RECORDS FOR THIS EXERCISE:

----

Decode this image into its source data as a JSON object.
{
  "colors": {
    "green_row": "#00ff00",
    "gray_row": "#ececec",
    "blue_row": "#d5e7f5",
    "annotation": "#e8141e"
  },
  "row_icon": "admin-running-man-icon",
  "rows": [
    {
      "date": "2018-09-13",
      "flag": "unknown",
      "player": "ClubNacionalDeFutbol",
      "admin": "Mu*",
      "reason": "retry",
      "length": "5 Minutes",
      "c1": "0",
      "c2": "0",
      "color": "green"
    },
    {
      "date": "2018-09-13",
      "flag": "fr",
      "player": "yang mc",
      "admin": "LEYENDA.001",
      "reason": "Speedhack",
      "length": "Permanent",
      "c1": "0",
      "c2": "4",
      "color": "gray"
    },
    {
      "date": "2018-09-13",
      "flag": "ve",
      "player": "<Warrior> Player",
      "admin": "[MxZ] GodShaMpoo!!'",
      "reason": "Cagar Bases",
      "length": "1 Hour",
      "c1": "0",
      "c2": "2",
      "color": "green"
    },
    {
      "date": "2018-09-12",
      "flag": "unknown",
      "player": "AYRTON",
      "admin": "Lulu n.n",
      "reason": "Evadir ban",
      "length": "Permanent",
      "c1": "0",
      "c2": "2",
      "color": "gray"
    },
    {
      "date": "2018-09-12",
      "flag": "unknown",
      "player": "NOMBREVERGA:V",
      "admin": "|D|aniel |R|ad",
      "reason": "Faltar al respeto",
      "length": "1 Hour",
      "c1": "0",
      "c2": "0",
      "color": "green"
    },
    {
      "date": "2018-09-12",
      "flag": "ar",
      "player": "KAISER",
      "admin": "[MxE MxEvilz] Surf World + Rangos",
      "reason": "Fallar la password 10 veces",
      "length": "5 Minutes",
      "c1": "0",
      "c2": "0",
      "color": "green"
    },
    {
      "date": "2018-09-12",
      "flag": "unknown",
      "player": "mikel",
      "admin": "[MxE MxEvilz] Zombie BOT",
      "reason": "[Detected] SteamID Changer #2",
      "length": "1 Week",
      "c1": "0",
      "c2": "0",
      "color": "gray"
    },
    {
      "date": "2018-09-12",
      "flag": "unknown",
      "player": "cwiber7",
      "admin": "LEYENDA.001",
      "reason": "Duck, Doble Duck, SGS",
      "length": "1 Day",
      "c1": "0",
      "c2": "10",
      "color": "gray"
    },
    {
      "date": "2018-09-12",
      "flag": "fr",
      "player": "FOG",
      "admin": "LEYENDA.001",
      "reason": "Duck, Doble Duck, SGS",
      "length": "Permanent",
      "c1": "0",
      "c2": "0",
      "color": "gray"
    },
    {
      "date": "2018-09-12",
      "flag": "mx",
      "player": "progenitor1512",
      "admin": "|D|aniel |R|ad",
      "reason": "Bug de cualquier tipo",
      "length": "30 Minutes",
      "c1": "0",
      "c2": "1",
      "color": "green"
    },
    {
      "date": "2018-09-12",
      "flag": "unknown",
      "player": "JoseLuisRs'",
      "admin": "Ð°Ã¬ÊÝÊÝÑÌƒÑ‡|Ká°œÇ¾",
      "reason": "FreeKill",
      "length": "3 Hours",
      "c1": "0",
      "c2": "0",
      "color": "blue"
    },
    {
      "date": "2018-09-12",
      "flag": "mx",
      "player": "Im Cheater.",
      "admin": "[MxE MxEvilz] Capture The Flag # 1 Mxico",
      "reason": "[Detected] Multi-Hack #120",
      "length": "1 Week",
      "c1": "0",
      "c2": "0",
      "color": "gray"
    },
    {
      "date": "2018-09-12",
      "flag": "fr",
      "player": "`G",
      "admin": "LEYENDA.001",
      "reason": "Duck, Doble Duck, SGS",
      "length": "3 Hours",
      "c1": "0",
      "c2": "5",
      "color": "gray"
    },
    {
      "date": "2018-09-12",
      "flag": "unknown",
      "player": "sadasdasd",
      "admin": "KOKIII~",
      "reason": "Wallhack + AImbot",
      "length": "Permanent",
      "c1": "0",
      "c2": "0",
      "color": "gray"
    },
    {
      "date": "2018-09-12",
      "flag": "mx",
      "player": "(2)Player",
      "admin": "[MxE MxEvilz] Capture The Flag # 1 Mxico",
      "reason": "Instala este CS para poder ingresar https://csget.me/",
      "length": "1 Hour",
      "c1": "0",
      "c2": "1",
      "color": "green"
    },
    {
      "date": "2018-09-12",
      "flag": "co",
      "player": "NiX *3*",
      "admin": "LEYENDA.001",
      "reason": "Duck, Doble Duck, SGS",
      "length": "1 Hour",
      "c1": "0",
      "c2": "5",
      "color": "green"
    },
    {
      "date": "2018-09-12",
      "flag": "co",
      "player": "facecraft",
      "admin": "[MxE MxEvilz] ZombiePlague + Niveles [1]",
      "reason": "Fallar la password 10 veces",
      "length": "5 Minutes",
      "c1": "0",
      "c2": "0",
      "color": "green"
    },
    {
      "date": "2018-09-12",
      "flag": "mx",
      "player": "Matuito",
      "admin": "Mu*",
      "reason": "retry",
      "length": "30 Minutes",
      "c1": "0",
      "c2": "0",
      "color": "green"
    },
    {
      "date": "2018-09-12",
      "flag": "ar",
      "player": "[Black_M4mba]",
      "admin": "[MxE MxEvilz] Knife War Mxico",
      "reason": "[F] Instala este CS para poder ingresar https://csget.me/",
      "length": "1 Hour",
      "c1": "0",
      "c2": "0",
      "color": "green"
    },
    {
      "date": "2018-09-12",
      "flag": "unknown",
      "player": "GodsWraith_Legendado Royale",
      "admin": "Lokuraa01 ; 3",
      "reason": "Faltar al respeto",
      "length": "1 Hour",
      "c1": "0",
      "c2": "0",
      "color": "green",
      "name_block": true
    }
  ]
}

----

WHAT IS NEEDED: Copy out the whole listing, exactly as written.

YOUR SOLUTION:
Decode this image into its source data as a JSON object.
{
  "colors": {
    "green_row": "#00ff00",
    "gray_row": "#ececec",
    "blue_row": "#d5e7f5",
    "annotation": "#e8141e"
  },
  "row_icon": "admin-running-man-icon",
  "rows": [
    {
      "date": "2018-09-13",
      "flag": "unknown",
      "player": "ClubNacionalDeFutbol",
      "admin": "Mu*",
      "reason": "retry",
      "length": "5 Minutes",
      "c1": "0",
      "c2": "0",
      "color": "green"
    },
    {
      "date": "2018-09-13",
      "flag": "fr",
      "player": "yang mc",
      "admin": "LEYENDA.001",
      "reason": "Speedhack",
      "length": "Permanent",
      "c1": "0",
      "c2": "4",
      "color": "gray"
    },
    {
      "date": "2018-09-13",
      "flag": "ve",
      "player": "<Warrior> Player",
      "admin": "[MxZ] GodShaMpoo!!'",
      "reason": "Cagar Bases",
      "length": "1 Hour",
      "c1": "0",
      "c2": "2",
      "color": "green"
    },
    {
      "date": "2018-09-12",
      "flag": "unknown",
      "player": "AYRTON",
      "admin": "Lulu n.n",
      "reason": "Evadir ban",
      "length": "Permanent",
      "c1": "0",
      "c2": "2",
      "color": "gray"
    },
    {
      "date": "2018-09-12",
      "flag": "unknown",
      "player": "NOMBREVERGA:V",
      "admin": "|D|aniel |R|ad",
      "reason": "Faltar al respeto",
      "length": "1 Hour",
      "c1": "0",
      "c2": "0",
      "color": "green"
    },
    {
      "date": "2018-09-12",
      "flag": "ar",
      "player": "KAISER",
      "admin": "[MxE MxEvilz] Surf World + Rangos",
      "reason": "Fallar la password 10 veces",
      "length": "5 Minutes",
      "c1": "0",
      "c2": "0",
      "color": "green"
    },
    {
      "date": "2018-09-12",
      "flag": "unknown",
      "player": "mikel",
      "admin": "[MxE MxEvilz] Zombie BOT",
      "reason": "[Detected] SteamID Changer #2",
      "length": "1 Week",
      "c1": "0",
      "c2": "0",
      "color": "gray"
    },
    {
      "date": "2018-09-12",
      "flag": "unknown",
      "player": "cwiber7",
      "admin": "LEYENDA.001",
      "reason": "Duck, Doble Duck, SGS",
      "length": "1 Day",
      "c1": "0",
      "c2": "10",
      "color": "gray"
    },
    {
      "date": "2018-09-12",
      "flag": "fr",
      "player": "FOG",
      "admin": "LEYENDA.001",
      "reason": "Duck, Doble Duck, SGS",
      "length": "Permanent",
      "c1": "0",
      "c2": "0",
      "color": "gray"
    },
    {
      "date": "2018-09-12",
      "flag": "mx",
      "player": "progenitor1512",
      "admin": "|D|aniel |R|ad",
      "reason": "Bug de cualquier tipo",
      "length": "30 Minutes",
      "c1": "0",
      "c2": "1",
      "color": "green"
    },
    {
      "date": "2018-09-12",
      "flag": "unknown",
      "player": "JoseLuisRs'",
      "admin": "Ð°Ã¬ÊÝÊÝÑÌƒÑ‡|Ká°œÇ¾",
      "reason": "FreeKill",
      "length": "3 Hours",
      "c1": "0",
      "c2": "0",
      "color": "blue"
    },
    {
      "date": "2018-09-12",
      "flag": "mx",
      "player": "Im Cheater.",
      "admin": "[MxE MxEvilz] Capture The Flag # 1 Mxico",
      "reason": "[Detected] Multi-Hack #120",
      "length": "1 Week",
      "c1": "0",
      "c2": "0",
      "color": "gray"
    },
    {
      "date": "2018-09-12",
      "flag": "fr",
      "player": "`G",
      "admin": "LEYENDA.001",
      "reason": "Duck, Doble Duck, SGS",
      "length": "3 Hours",
      "c1": "0",
      "c2": "5",
      "color": "gray"
    },
    {
      "date": "2018-09-12",
      "flag": "unknown",
      "player": "sadasdasd",
      "admin": "KOKIII~",
      "reason": "Wallhack + AImbot",
      "length": "Permanent",
      "c1": "0",
      "c2": "0",
      "color": "gray"
    },
    {
      "date": "2018-09-12",
      "flag": "mx",
      "player": "(2)Player",
      "admin": "[MxE MxEvilz] Capture The Flag # 1 Mxico",
      "reason": "Instala este CS para poder ingresar https://csget.me/",
      "length": "1 Hour",
      "c1": "0",
      "c2": "1",
      "color": "green"
    },
    {
      "date": "2018-09-12",
      "flag": "co",
      "player": "NiX *3*",
      "admin": "LEYENDA.001",
      "reason": "Duck, Doble Duck, SGS",
      "length": "1 Hour",
      "c1": "0",
      "c2": "5",
      "color": "green"
    },
    {
      "date": "2018-09-12",
      "flag": "co",
      "player": "facecraft",
      "admin": "[MxE MxEvilz] ZombiePlague + Niveles [1]",
      "reason": "Fallar la password 10 veces",
      "length": "5 Minutes",
      "c1": "0",
      "c2": "0",
      "color": "green"
    },
    {
      "date": "2018-09-12",
      "flag": "mx",
      "player": "Matuito",
      "admin": "Mu*",
      "reason": "retry",
      "length": "30 Minutes",
      "c1": "0",
      "c2": "0",
      "color": "green"
    },
    {
      "date": "2018-09-12",
      "flag": "ar",
      "player": "[Black_M4mba]",
      "admin": "[MxE MxEvilz] Knife War Mxico",
      "reason": "[F] Instala este CS para poder ingresar https://csget.me/",
      "length": "1 Hour",
      "c1": "0",
      "c2": "0",
      "color": "green"
    },
    {
      "date": "2018-09-12",
      "flag": "unknown",
      "player": "GodsWraith_Legendado Royale",
      "admin": "Lokuraa01 ; 3",
      "reason": "Faltar al respeto",
      "length": "1 Hour",
      "c1": "0",
      "c2": "0",
      "color": "green",
      "name_block": true
    }
  ]
}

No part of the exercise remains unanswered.